“Looking at the upstream sector as a whole, we expect more activity from the Asian NOCs as they tackle structural production declines,” Ellacot commented. “The majors will continue to cherry-pick opportunities, building on the great progress already made in repositioning portfolios for lower prices.”
EIA issues 2018 forecast
The US Energy Information Administration issued its short-term energy outlook in December, including projections for crude oil prices and supply in 2018. Some of the more notable findings included:
• North Sea Brent crude oil spot prices averaged $63/bbl in November, an increase of $5/bbl from the average in October. EIA forecasts Brent spot prices to average $57/bbl in 2018, up from an average of $54/blb in 2017.
• West Texas Intermediate (WTI) crude oil prices are forecast to average $4/bbl lower than Brent prices in 2018. After averaging $2/bbl lower than Brent prices through the first eight months of 2017, WTI prices averaged $6/bbl lower than Brent prices from September through November.
• NYMEX WTI contract values for March 2018 delivery traded during the five-day period ending Dec. 7, 2017, suggest that a range of $48/bbl to $68/bbl encompasses the market expectation for March WTI prices at the 95% confidence level.
• EIA estimates that US crude oil production averaged 9.7 MMb/d in November, up 360,000 b/d from the October level. Most of the increase was in the Gulf of Mexico, where production was 290,000 b/d higher than in October. Higher production in November reflected oil production platforms returning to operation after being shut in response to Hurricane Nate. EIA forecasts total US crude oil production to average 9.2 MMb/d for all of 2017 and 10.0 MMb/d in 2018, which would mark the highest annual average production, surpassing the previous record of 9.6 MMb/d set in 1970.
Eni has increased the in-place estimate for Area 1 offshore Mexico, following the results of the Tecoalli 2 well and the revision of the reservoir models of the Amoca and Miztón fields. (Courtesy CNH)
Eni concludes drilling campaign in Area 1 offshore Mexico
Eni has increased the in-place estimate for Area 1 offshore Mexico from 1.4 to 2.0 Bboe, of which about 90% being oil and the remaining associated gas.
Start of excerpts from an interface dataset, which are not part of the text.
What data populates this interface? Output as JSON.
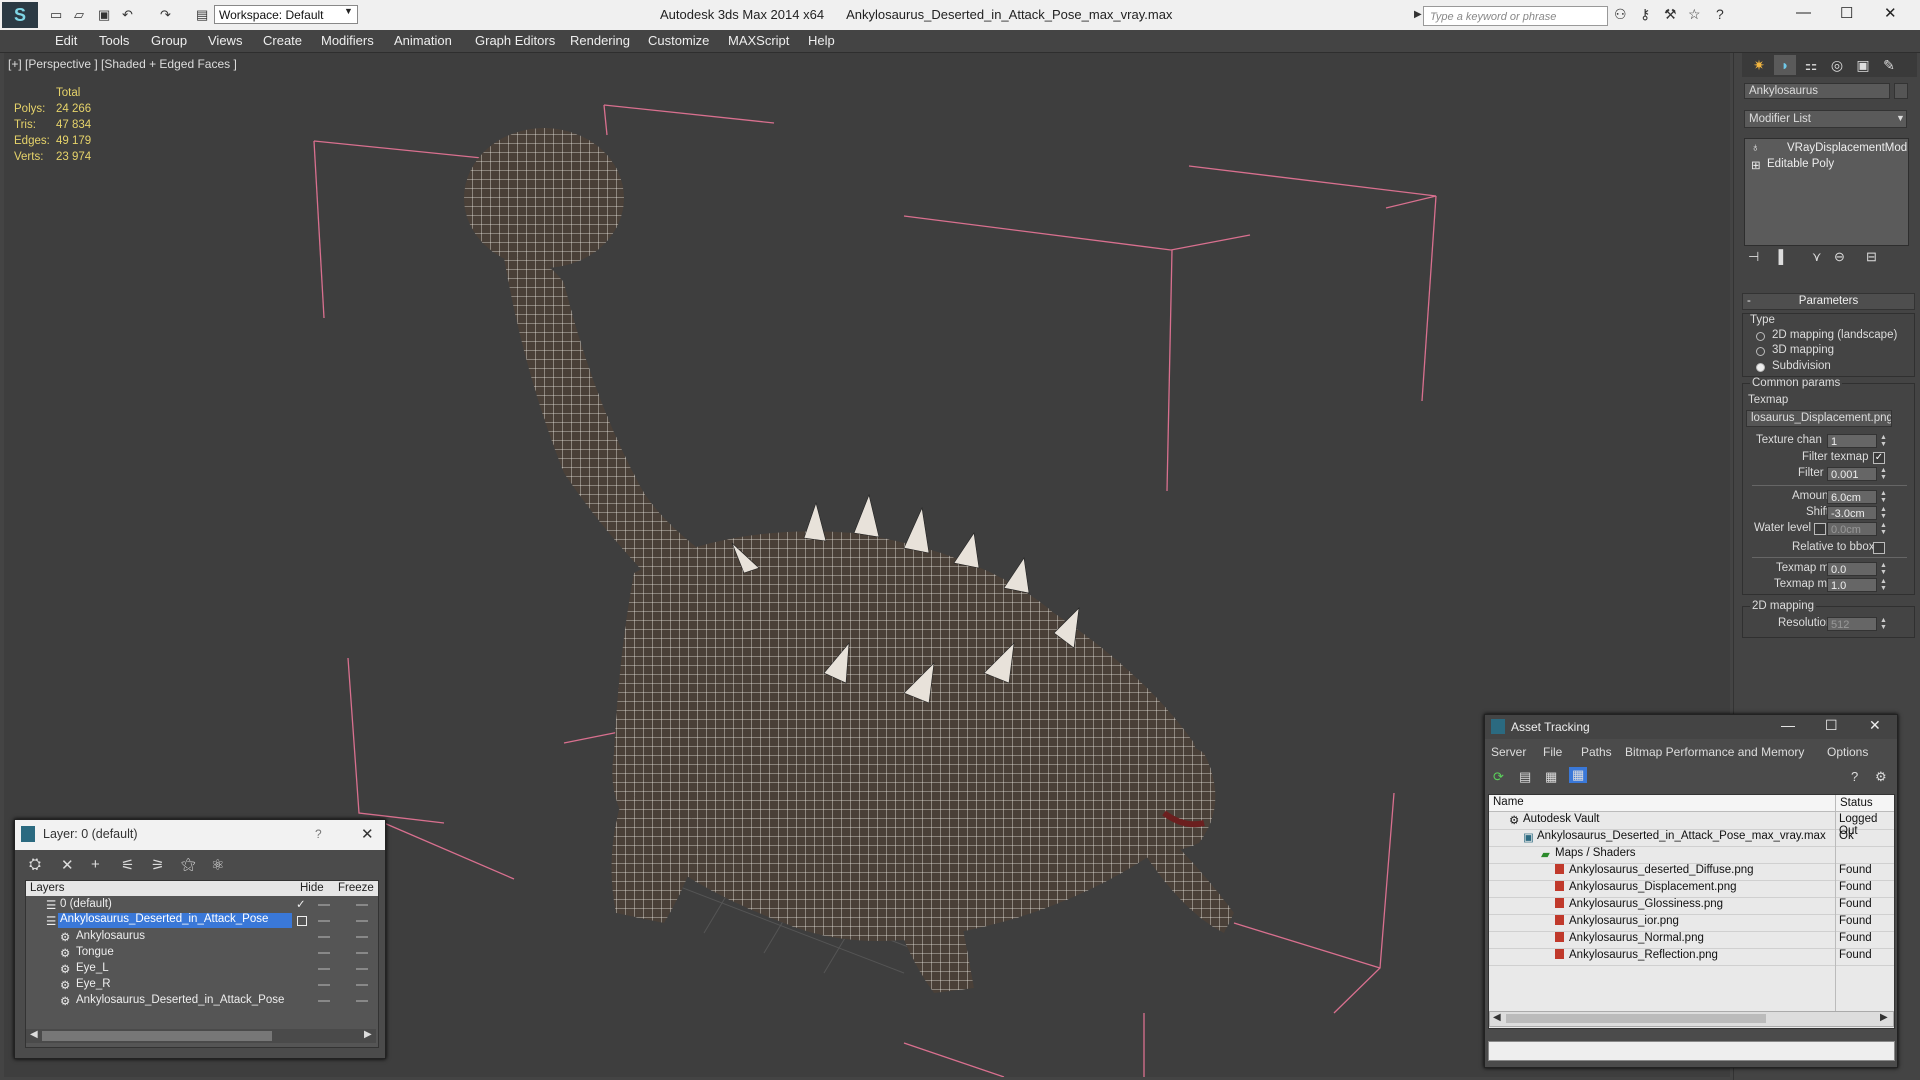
{
  "titlebar": {
    "workspace": "Workspace: Default",
    "app_name": "Autodesk 3ds Max  2014 x64",
    "file_name": "Ankylosaurus_Deserted_in_Attack_Pose_max_vray.max",
    "search_placeholder": "Type a keyword or phrase"
  },
  "menu": [
    "Edit",
    "Tools",
    "Group",
    "Views",
    "Create",
    "Modifiers",
    "Animation",
    "Graph Editors",
    "Rendering",
    "Customize",
    "MAXScript",
    "Help"
  ],
  "viewport": {
    "label": "[+] [Perspective ] [Shaded + Edged Faces ]",
    "stats": {
      "header": "Total",
      "rows": [
        {
          "label": "Polys:",
          "value": "24 266"
        },
        {
          "label": "Tris:",
          "value": "47 834"
        },
        {
          "label": "Edges:",
          "value": "49 179"
        },
        {
          "label": "Verts:",
          "value": "23 974"
        }
      ]
    }
  },
  "command_panel": {
    "object_name": "Ankylosaurus",
    "modifier_list": "Modifier List",
    "stack": [
      "VRayDisplacementMod",
      "Editable Poly"
    ],
    "rollout_title": "Parameters",
    "type_label": "Type",
    "type_options": [
      "2D mapping (landscape)",
      "3D mapping",
      "Subdivision"
    ],
    "common_params": "Common params",
    "texmap_label": "Texmap",
    "texmap_value": "losaurus_Displacement.png)",
    "texture_chan_label": "Texture chan",
    "texture_chan_value": "1",
    "filter_texmap_label": "Filter texmap",
    "filter_blur_label": "Filter blur",
    "filter_blur_value": "0.001",
    "amount_label": "Amount",
    "amount_value": "6.0cm",
    "shift_label": "Shift",
    "shift_value": "-3.0cm",
    "water_level_label": "Water level",
    "water_level_value": "0.0cm",
    "relative_bbox_label": "Relative to bbox",
    "texmap_min_label": "Texmap min",
    "texmap_min_value": "0.0",
    "texmap_max_label": "Texmap max",
    "texmap_max_value": "1.0",
    "mapping_2d_label": "2D mapping",
    "resolution_label": "Resolution",
    "resolution_value": "512"
  },
  "layer_window": {
    "title": "Layer: 0 (default)",
    "help": "?",
    "columns": [
      "Layers",
      "Hide",
      "Freeze"
    ],
    "rows": [
      "0 (default)",
      "Ankylosaurus_Deserted_in_Attack_Pose",
      "Ankylosaurus",
      "Tongue",
      "Eye_L",
      "Eye_R",
      "Ankylosaurus_Deserted_in_Attack_Pose"
    ]
  },
  "asset_window": {
    "title": "Asset Tracking",
    "menu": [
      "Server",
      "File",
      "Paths",
      "Bitmap Performance and Memory",
      "Options"
    ],
    "columns": [
      "Name",
      "Status"
    ],
    "rows": [
      {
        "name": "Autodesk Vault",
        "status": "Logged Out"
      },
      {
        "name": "Ankylosaurus_Deserted_in_Attack_Pose_max_vray.max",
        "status": "Ok"
      },
      {
        "name": "Maps / Shaders",
        "status": ""
      },
      {
        "name": "Ankylosaurus_deserted_Diffuse.png",
        "status": "Found"
      },
      {
        "name": "Ankylosaurus_Displacement.png",
        "status": "Found"
      },
      {
        "name": "Ankylosaurus_Glossiness.png",
        "status": "Found"
      },
      {
        "name": "Ankylosaurus_ior.png",
        "status": "Found"
      },
      {
        "name": "Ankylosaurus_Normal.png",
        "status": "Found"
      },
      {
        "name": "Ankylosaurus_Reflection.png",
        "status": "Found"
      }
    ]
  }
}
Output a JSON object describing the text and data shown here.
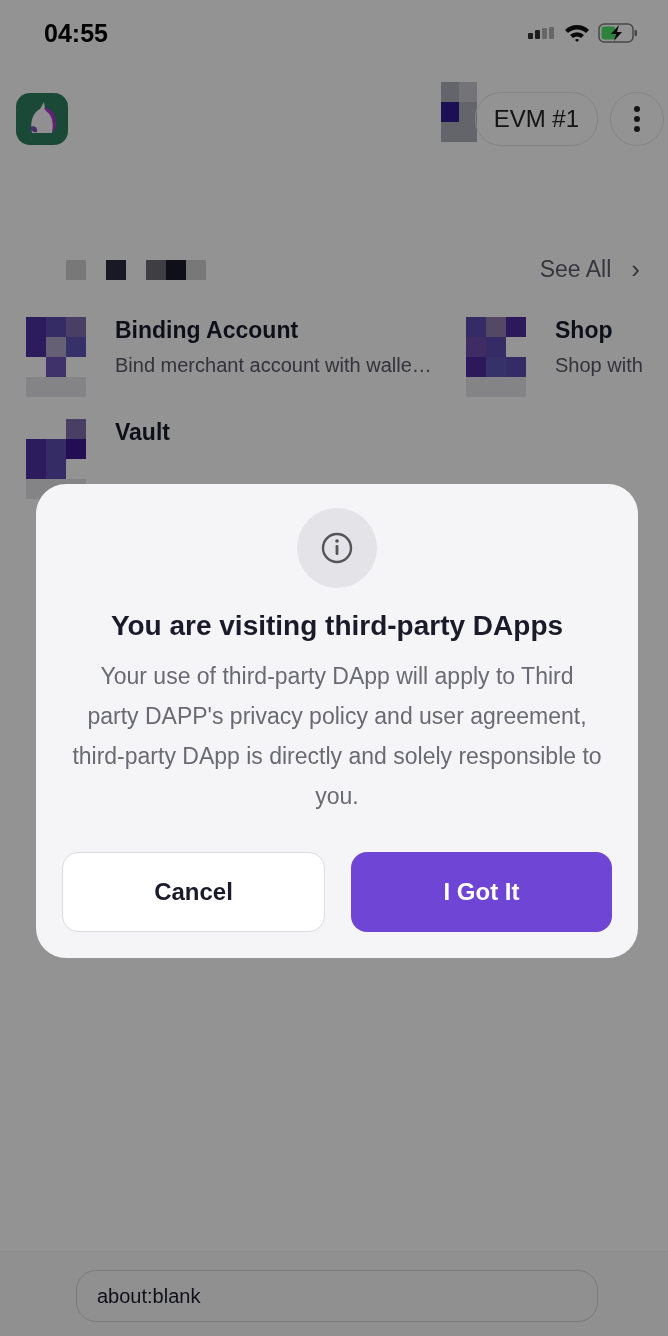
{
  "status_bar": {
    "time": "04:55"
  },
  "header": {
    "account": "EVM #1"
  },
  "section": {
    "see_all": "See All",
    "see_all_chevron": "›"
  },
  "apps": [
    {
      "title": "Binding Account",
      "subtitle": "Bind merchant account with walle…"
    },
    {
      "title": "Shop",
      "subtitle": "Shop with"
    },
    {
      "title": "Vault"
    }
  ],
  "dialog": {
    "title": "You are visiting third-party DApps",
    "body": "Your use of third-party DApp will apply to Third party DAPP's privacy policy and user agreement,  third-party DApp is directly and solely responsible to you.",
    "buttons": [
      {
        "label": "Cancel",
        "kind": "secondary"
      },
      {
        "label": "I Got It",
        "kind": "primary"
      }
    ]
  },
  "address_bar": {
    "url": "about:blank"
  }
}
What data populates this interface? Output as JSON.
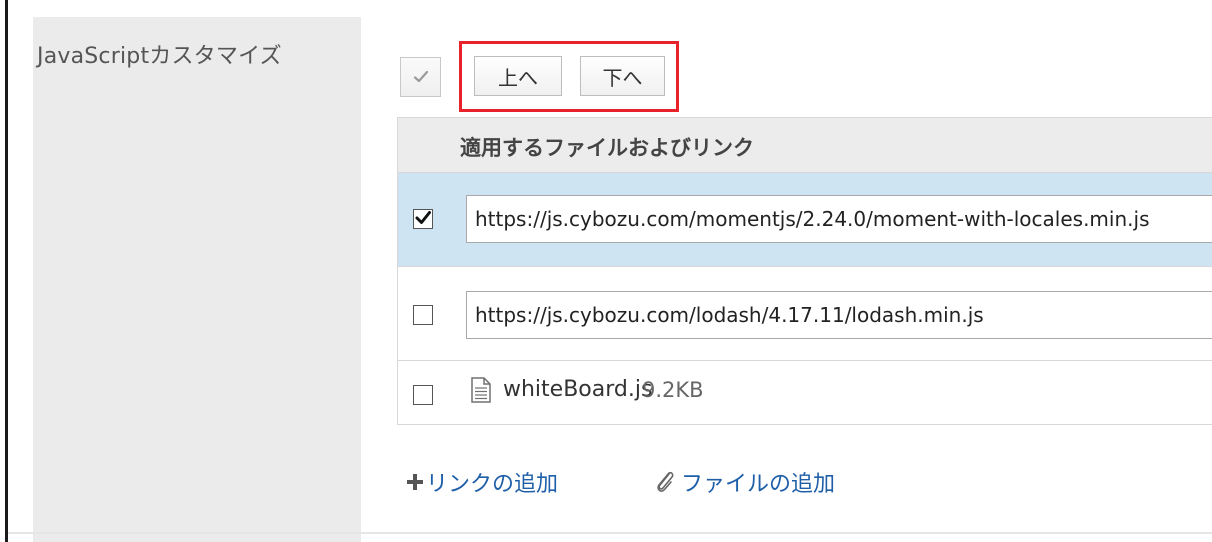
{
  "setting": {
    "label": "JavaScriptカスタマイズ"
  },
  "toolbar": {
    "up_label": "上へ",
    "down_label": "下へ"
  },
  "table": {
    "header": "適用するファイルおよびリンク",
    "rows": [
      {
        "checked": true,
        "type": "link",
        "value": "https://js.cybozu.com/momentjs/2.24.0/moment-with-locales.min.js"
      },
      {
        "checked": false,
        "type": "link",
        "value": "https://js.cybozu.com/lodash/4.17.11/lodash.min.js"
      },
      {
        "checked": false,
        "type": "file",
        "name": "whiteBoard.js",
        "size": "9.2KB"
      }
    ]
  },
  "actions": {
    "add_link": "リンクの追加",
    "add_file": "ファイルの追加"
  },
  "colors": {
    "highlight": "#e8212b",
    "selected_row": "#cfe4f2",
    "link": "#1f5fa8"
  }
}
This follows the results of the Tecoalli 2 well and the revision of the reservoir models of the Amoca and Miztón fields.
The Tecoalli 2 well, located in Contractual Area 1 in the Campeche Bay, is about 200 km (124 mi) west of Ciudad del Carmen, in 33 m (108 ft) of water depth.
The well reached a final depth of 4,420 m (14,501 ft) encountering approximately 40 m (131 ft) of net oil pay in the Orca formation, characterized by excellent quality sandstone reservoirs. The well was then deepened to the Cinco Presidentes formation exploratory target, finding further 27 m (89 ft) of net oil pay.
A production test will now be executed and then the well will be temporarily abandoned. The Tecoalli field is 24 km (15 mi) from the Amoca field and 13 km (8.1 mi) from the Miztón field.
Eni will soon submit the development plan (PoD) for Area 1 to the approval of the local authorities (Comisión Nacional de Hidrocarburos). As soon as the PoD is approved, Eni will sanction the development (FID), with production startup planned in first half 2019.
Repsol plans six more wells, WAG injection for Yme redevelopment offshore Norway
Repsol has submitted a new plan for development and operation (PDO) for the Yme field in the Norwegian North Sea, with an estimated cost of more than NOK8 billion ($953 million). Start-up is slated for 2020.
The company plans to use existing facilities that were installed on the field during an earlier development phase in 2007, with oil produced through the leased jackup drilling and production facility, Mærsk Inspirer, which will be modified and adapted to operate on Yme.
The Norwegian Petroleum Directorate (NPD) assesses the field’s future recoverable oil resources at 65 MMbbl.
Over the next few weeks, the NPD will review the proposals and assess the associated financial, technical, and resource-related risks.